* _Exercise details_:
All lines in the material below that hold "October" should be found and copied.

* _Records for the exercise_:
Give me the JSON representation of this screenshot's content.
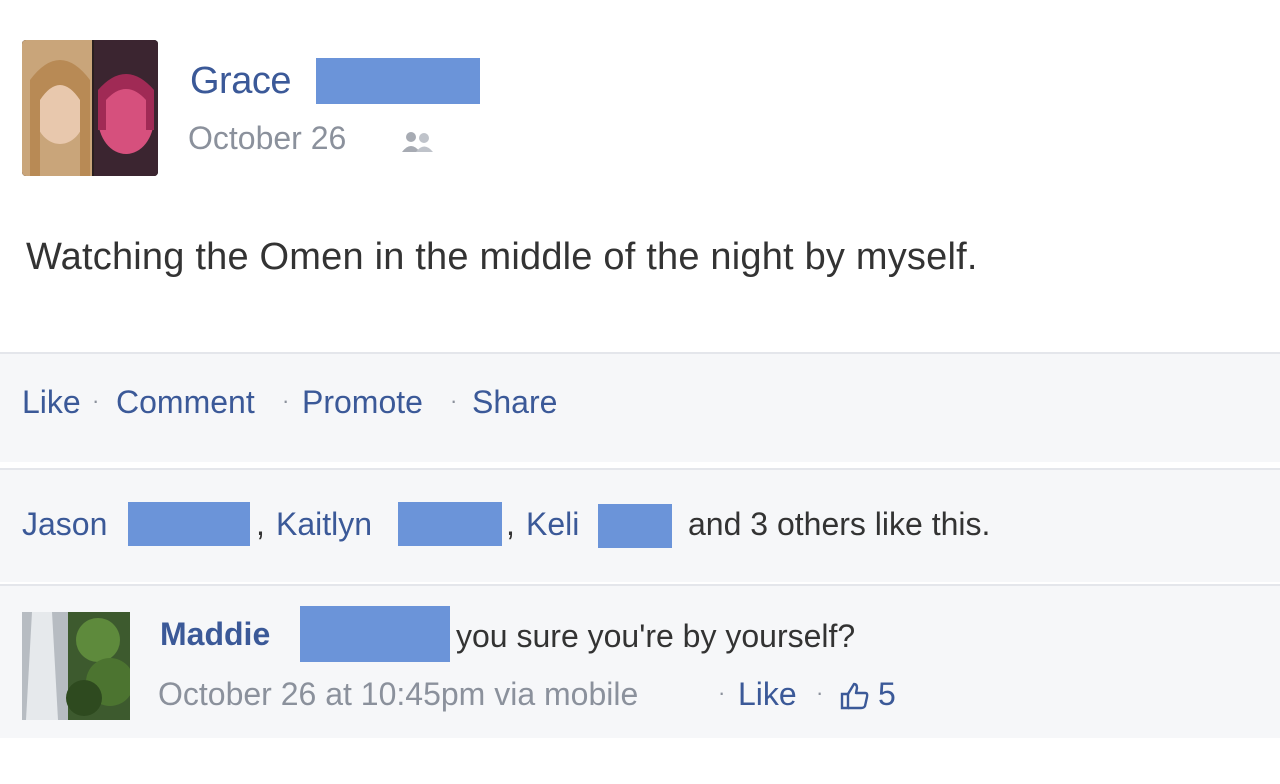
{
  "post": {
    "author": "Grace",
    "date": "October 26",
    "text": "Watching the Omen in the middle of the night by myself."
  },
  "actions": {
    "like": "Like",
    "comment": "Comment",
    "promote": "Promote",
    "share": "Share"
  },
  "likes": {
    "names": [
      "Jason",
      "Kaitlyn",
      "Keli"
    ],
    "suffix": "and 3 others like this."
  },
  "comment": {
    "author": "Maddie",
    "text": "you sure you're by yourself?",
    "meta": "October 26 at 10:45pm via mobile",
    "like_label": "Like",
    "like_count": "5"
  },
  "colors": {
    "link": "#3b5998",
    "redaction": "#6b94d9",
    "muted": "#8b919c"
  }
}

* _Response area_:
    "date": "October 26",
    "meta": "October 26 at 10:45pm via mobile",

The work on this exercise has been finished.